Dennis Roop, Ph.D., is the associate director of Gates Institute at the University of Colorado Anschutz Medical Campus. He is also professor of dermatology and holds the John S. Gates Endowed Chair in Stem Cell Biology. He previously was professor of molecular and cellular biology and dermatology and director of the Center for Cutaneous Molecular Biology at the Baylor College of Medicine for 18 years. Prior to that, Roop worked at the National Cancer Institute.
Roop is one of the first investigators to begin using molecular techniques to study how the skin forms during normal embryonic development. He has identified many of the genes required for normal skin development and discovered that defects in some of these genes cause inherited skin diseases characterized by a very fragile skin, which blisters easily and may result in neonatal death.
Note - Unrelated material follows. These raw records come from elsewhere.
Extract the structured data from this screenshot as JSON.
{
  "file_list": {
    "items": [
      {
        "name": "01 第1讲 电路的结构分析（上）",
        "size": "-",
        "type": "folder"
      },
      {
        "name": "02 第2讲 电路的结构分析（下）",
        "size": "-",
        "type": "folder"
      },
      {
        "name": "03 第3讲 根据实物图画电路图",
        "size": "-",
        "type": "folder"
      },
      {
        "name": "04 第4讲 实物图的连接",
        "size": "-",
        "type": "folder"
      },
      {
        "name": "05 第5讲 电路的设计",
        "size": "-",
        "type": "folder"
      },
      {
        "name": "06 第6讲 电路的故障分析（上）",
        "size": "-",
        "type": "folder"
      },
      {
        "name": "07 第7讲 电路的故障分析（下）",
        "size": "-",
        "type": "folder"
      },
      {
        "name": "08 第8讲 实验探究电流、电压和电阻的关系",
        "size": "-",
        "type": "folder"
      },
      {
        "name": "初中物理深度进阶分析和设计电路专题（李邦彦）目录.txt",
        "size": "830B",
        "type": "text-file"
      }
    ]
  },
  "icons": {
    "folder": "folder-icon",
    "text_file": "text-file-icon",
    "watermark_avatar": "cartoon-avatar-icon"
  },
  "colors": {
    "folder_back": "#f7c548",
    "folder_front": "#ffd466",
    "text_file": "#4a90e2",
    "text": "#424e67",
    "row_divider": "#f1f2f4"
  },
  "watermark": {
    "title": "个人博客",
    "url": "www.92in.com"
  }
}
His current, primary research focuses on generating induced pluripotent stem (iPS) cells from patients with inherited skin diseases, genetically correcting these cells and differentiating them into a skin stem cell lineage, which can be returned to the same patient. This seminal research led to the 2016 formation of the EB iPS Cell Consortium with research teams from Colorado, Stanford and Columbia Universities uniting to fight the rare and debilitating genetic skin blistering disease Epidermolysis Bullosa (EB). EB affects thousands across the US and worldwide with chronic skin wounds similar in property to thermal burns and indistinguishable from burns induced by chemical agents such as mustard gas. Many children afflicted with Recessive Dystrophic EB (RDEB), one of the most painful and disfiguring forms of the condition, do not survive their teens after lives compromised by chronic, debilitating pain and suffering. The EB iPS Cell Consortium firmly believes in the concept of collaborative research as the most efficient and cost-effective way to bring new research discoveries to the clinic, and it is poised to help translate the first FDA approved iPSC-based clinical trial for the most serious form of the disease into the clinic, which would be one of the first iPSC-based clinical trials in the US.
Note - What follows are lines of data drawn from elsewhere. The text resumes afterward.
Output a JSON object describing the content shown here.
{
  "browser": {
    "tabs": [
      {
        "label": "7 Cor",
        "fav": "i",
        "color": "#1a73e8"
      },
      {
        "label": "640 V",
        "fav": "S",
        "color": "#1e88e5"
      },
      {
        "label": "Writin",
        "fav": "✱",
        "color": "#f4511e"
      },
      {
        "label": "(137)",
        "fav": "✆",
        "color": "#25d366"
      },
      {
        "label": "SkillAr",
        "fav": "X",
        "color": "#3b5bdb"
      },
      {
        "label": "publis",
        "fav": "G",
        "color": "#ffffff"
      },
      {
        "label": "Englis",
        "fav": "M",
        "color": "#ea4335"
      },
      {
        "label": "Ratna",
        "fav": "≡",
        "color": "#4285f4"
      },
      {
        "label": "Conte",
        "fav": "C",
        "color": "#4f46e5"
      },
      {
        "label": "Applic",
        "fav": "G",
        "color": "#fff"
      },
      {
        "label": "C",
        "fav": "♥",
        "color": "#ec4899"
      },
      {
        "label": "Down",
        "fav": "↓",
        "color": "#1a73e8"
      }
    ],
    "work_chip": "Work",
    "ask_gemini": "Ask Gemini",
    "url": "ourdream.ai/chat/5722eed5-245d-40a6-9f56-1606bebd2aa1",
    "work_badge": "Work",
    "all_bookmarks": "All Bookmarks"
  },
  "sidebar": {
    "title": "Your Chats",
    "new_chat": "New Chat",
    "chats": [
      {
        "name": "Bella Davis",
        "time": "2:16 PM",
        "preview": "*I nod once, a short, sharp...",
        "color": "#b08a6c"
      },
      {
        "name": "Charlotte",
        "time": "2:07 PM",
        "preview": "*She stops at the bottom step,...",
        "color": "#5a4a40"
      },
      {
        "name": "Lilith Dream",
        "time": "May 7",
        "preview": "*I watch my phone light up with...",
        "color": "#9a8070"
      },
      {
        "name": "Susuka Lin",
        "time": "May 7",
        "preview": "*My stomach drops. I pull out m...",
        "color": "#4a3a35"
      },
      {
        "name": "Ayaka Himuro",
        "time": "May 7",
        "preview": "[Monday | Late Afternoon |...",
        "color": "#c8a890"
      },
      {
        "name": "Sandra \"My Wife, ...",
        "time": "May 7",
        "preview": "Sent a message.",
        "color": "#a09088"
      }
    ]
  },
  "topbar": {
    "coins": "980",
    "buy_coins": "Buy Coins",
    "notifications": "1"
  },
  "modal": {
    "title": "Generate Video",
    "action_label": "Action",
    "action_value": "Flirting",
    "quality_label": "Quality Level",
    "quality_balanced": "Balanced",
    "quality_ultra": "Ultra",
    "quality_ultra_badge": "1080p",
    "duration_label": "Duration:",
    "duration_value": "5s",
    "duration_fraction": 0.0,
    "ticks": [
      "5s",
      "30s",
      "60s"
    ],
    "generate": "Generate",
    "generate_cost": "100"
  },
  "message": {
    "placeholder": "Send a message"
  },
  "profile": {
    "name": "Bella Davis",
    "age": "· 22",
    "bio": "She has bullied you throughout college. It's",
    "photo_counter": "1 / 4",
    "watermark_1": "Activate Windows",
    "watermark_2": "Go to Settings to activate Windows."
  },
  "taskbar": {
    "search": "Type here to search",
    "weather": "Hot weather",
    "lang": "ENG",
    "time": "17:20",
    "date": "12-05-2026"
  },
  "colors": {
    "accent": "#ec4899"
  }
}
Roop is the recipient of several awards including a Max Plank Research Award from the Alexander von Humboldt Foundation (1991), the William Montagna Award from the Society for Investigative Dermatology (1992), the Michael E. DeBakey, M.D., Excellence in Research Award (2001), the CE.R.I.E.S. Research Award (2002), the Tanioku Kihei Memorial Award from the Japanese Society for Investigative Dermatology (2003), the Rene Touraine Foundation Award (2005), and the Stephen Rothman Memorial Award from the Society for Investigative Dermatology (2010), the Society’s highest award presented annually to an individual who has distinctly altered the course and image of dermatology or its allied fields. He has served on the Advisory Council at the National Institute of Arthritis and Musculoskeletal and Skin Diseases and he is a former President of the Society for Investigative Dermatology. He was elected to the Berea College Board of Trustees in October 2009. The NIH has continuously supported his research efforts since 1989. He is the author of more than 250 peer-reviewed publications.
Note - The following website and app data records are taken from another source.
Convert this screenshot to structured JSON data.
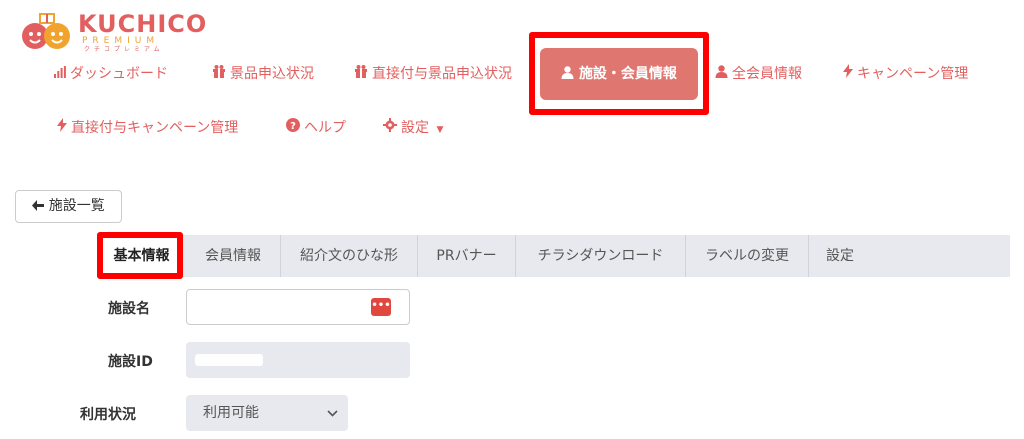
{
  "logo": {
    "brand": "KUCHICO",
    "sub": "PREMIUM",
    "kana": "クチコプレミアム"
  },
  "nav": {
    "dashboard": "ダッシュボード",
    "prize_status": "景品申込状況",
    "direct_prize_status": "直接付与景品申込状況",
    "facility_member": "施設・会員情報",
    "all_member": "全会員情報",
    "campaign": "キャンペーン管理",
    "direct_campaign": "直接付与キャンペーン管理",
    "help": "ヘルプ",
    "settings": "設定"
  },
  "back_button": "施設一覧",
  "tabs": [
    "基本情報",
    "会員情報",
    "紹介文のひな形",
    "PRバナー",
    "チラシダウンロード",
    "ラベルの変更",
    "設定"
  ],
  "form": {
    "facility_name_label": "施設名",
    "facility_name_value": "",
    "facility_id_label": "施設ID",
    "usage_label": "利用状況",
    "usage_value": "利用可能"
  },
  "colors": {
    "accent": "#e35f5f",
    "active_nav": "#e07670",
    "highlight": "#ff0000",
    "tab_bg": "#e7e9ee"
  }
}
He received a B.A. in Biology from Berea College, Berea, KY in 1969 and a M.S. and Ph.D. in Microbiology from the University of Tennessee, Knoxville, in 1972 and 1977, respectively.